WORK TASK ::
Once you find a line containing the word "your" in the entries below, copy it.

** Opening DATA TO USE block **

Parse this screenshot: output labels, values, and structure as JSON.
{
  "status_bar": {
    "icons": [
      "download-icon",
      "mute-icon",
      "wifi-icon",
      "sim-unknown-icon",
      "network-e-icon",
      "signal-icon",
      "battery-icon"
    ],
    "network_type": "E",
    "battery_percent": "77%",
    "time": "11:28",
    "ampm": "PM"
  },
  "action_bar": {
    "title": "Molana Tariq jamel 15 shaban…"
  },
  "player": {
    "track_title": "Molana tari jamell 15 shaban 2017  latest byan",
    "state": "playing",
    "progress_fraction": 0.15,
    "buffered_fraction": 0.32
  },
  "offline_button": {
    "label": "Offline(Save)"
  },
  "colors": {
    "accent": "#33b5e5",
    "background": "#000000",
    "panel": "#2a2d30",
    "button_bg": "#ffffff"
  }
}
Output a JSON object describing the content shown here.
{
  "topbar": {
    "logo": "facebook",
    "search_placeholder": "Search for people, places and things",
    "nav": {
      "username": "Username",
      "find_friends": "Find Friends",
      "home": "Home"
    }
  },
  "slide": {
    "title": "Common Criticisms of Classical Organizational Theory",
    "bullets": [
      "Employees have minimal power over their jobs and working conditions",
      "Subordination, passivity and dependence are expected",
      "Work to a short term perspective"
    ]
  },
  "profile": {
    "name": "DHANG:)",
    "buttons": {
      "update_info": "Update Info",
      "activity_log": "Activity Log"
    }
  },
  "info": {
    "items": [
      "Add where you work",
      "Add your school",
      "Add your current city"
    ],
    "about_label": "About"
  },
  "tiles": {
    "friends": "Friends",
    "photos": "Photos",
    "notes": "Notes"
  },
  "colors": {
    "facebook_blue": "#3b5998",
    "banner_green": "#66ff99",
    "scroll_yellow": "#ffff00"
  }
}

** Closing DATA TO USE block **

SOLUTION FOR THIS PROBLEM ::
      "Add your school",
      "Add your current city"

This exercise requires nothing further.